• The task: Reproduce all entries precisely as they are written.

(Items from an interface collection)
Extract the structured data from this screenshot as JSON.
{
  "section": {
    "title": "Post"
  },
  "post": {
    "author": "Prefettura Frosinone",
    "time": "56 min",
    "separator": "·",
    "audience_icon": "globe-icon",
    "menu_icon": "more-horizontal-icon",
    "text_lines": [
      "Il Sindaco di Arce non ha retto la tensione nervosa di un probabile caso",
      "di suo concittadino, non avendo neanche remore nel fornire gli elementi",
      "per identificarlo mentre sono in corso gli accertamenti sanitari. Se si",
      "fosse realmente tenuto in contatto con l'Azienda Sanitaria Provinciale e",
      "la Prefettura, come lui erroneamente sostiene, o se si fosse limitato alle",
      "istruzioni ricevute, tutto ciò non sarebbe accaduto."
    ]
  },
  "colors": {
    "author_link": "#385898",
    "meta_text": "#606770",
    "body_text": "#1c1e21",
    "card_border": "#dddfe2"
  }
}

• Answer area:
Extract the structured data from this screenshot as JSON.
{
  "section": {
    "title": "Post"
  },
  "post": {
    "author": "Prefettura Frosinone",
    "time": "56 min",
    "separator": "·",
    "audience_icon": "globe-icon",
    "menu_icon": "more-horizontal-icon",
    "text_lines": [
      "Il Sindaco di Arce non ha retto la tensione nervosa di un probabile caso",
      "di suo concittadino, non avendo neanche remore nel fornire gli elementi",
      "per identificarlo mentre sono in corso gli accertamenti sanitari. Se si",
      "fosse realmente tenuto in contatto con l'Azienda Sanitaria Provinciale e",
      "la Prefettura, come lui erroneamente sostiene, o se si fosse limitato alle",
      "istruzioni ricevute, tutto ciò non sarebbe accaduto."
    ]
  },
  "colors": {
    "author_link": "#385898",
    "meta_text": "#606770",
    "body_text": "#1c1e21",
    "card_border": "#dddfe2"
  }
}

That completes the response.